How did authors such as Jonson, Spenser, Donne and Milton think about the past lives of the words they used? Hannah Crawforth shows how early modern writers were acutely attuned to the religious and political implications of the etymology of English words. She argues that these lexically astute writers actively engaged with the lexicographers, Anglo-Saxonists and etymologists who were carrying out a national project to recover, or invent, the origins of English, at a time when the question of a national vernacular was inseparable from that of national identity. English words are deployed to particular effect - as a polemical weapon, allegorical device, coded form of communication, type of historical allusion or political tool. Drawing together early modern literature and linguistics, Crawforth argues that the history of English as it was studied in the period radically underpins the writing of its greatest poets.
Hannah Crawforth is a lecturer in Early Modern Literature at King's College London, where she is also one of the founding members of the London Shakespeare Centre. She has published articles in a range of journals and edited collections, and is textual editor for the Norton Shakespeare's new edition of The Two Noble Kinsmen.
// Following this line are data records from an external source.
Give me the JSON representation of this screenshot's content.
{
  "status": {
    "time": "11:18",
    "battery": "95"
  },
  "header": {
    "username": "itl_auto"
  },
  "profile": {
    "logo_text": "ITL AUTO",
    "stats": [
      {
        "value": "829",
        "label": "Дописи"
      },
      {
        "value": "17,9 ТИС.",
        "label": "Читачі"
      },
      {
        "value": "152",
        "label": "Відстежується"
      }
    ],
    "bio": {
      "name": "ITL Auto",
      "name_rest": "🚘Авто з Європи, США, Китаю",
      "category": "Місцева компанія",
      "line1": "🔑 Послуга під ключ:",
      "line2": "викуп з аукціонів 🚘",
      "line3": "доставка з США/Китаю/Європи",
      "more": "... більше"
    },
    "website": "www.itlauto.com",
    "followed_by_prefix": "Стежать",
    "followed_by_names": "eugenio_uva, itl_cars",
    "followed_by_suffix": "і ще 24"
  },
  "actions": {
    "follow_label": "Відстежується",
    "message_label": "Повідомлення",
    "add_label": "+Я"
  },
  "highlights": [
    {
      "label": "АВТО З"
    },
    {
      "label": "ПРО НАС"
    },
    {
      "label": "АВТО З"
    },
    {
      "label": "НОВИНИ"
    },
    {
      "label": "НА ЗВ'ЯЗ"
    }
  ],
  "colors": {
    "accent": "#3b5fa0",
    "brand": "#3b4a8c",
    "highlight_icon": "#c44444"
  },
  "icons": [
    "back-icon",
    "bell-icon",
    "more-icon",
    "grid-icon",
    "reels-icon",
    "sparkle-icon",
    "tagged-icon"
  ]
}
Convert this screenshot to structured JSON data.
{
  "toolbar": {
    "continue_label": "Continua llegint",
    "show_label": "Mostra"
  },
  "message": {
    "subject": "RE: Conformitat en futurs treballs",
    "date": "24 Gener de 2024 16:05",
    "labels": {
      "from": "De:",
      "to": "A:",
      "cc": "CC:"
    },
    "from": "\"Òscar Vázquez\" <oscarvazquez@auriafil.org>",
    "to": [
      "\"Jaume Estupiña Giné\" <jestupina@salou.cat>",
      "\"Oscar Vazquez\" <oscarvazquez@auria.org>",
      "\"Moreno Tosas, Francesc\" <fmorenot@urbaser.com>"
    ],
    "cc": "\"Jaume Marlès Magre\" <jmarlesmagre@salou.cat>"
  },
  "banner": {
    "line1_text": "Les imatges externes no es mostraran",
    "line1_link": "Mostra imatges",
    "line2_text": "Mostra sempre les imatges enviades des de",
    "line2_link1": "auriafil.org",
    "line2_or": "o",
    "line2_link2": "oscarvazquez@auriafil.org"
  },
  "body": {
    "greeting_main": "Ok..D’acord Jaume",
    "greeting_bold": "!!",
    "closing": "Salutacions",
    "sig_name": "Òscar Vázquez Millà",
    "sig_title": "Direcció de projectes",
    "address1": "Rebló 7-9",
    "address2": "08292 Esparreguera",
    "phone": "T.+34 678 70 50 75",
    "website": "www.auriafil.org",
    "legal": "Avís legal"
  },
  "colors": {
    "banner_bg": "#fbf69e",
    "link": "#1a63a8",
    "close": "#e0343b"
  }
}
Preface; Introduction: etymology in early modern literature; 1. Etymology and estrangement in the poems of Edmund Spenser; 2. Etymology and textual time in the masques of Ben Jonson; 3. Etymology and place in Donne's sermons; 4. Etymology and the ends of idealism in Milton's prose; Conclusion: a world in a word; Bibliography.